**Activity:** Filter the entries down to the lines containing "현금영수증을", and copy those lines.
*** Opening of Given entries ***
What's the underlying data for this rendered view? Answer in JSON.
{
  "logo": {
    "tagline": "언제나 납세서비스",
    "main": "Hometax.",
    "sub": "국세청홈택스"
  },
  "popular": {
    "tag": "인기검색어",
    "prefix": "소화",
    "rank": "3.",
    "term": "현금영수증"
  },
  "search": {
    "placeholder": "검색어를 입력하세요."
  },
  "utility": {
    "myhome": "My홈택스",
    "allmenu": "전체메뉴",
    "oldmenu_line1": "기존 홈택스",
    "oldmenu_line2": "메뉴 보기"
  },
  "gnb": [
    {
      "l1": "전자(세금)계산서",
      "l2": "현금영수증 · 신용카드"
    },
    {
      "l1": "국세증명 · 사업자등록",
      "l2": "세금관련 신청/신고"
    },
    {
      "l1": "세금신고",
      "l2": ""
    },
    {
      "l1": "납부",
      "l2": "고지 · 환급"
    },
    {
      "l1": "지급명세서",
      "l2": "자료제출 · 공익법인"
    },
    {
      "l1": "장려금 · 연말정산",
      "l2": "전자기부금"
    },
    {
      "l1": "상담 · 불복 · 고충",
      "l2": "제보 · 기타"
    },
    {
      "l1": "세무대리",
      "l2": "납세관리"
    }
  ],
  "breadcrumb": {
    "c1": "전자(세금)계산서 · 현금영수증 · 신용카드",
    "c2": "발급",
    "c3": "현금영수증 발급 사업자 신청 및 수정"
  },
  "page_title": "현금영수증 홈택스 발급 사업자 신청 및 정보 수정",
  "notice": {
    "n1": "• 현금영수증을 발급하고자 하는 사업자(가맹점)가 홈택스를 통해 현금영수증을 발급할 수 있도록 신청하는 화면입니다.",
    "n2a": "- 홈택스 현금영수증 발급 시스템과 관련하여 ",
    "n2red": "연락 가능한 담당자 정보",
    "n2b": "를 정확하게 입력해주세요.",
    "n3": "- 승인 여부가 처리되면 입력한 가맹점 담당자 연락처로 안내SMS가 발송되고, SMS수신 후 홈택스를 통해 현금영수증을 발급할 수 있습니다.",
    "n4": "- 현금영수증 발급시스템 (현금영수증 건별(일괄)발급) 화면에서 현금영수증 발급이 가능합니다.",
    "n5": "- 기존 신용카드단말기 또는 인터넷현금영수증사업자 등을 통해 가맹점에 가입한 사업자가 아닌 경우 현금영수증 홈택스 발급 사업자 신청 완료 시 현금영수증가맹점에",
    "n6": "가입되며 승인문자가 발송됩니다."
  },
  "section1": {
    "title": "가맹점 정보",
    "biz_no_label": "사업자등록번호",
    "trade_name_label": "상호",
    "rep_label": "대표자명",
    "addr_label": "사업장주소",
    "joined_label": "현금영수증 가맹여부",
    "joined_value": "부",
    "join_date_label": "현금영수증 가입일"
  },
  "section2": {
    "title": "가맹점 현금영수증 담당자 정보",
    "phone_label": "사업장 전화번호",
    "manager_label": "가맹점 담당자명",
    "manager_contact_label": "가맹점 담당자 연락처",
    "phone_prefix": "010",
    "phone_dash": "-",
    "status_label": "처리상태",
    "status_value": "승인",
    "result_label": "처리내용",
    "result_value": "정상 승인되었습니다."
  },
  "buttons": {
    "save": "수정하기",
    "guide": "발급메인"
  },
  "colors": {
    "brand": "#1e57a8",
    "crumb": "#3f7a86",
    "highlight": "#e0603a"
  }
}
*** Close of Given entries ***
**Result of this exercise:**
    "n1": "• 현금영수증을 발급하고자 하는 사업자(가맹점)가 홈택스를 통해 현금영수증을 발급할 수 있도록 신청하는 화면입니다.",
    "n3": "- 승인 여부가 처리되면 입력한 가맹점 담당자 연락처로 안내SMS가 발송되고, SMS수신 후 홈택스를 통해 현금영수증을 발급할 수 있습니다.",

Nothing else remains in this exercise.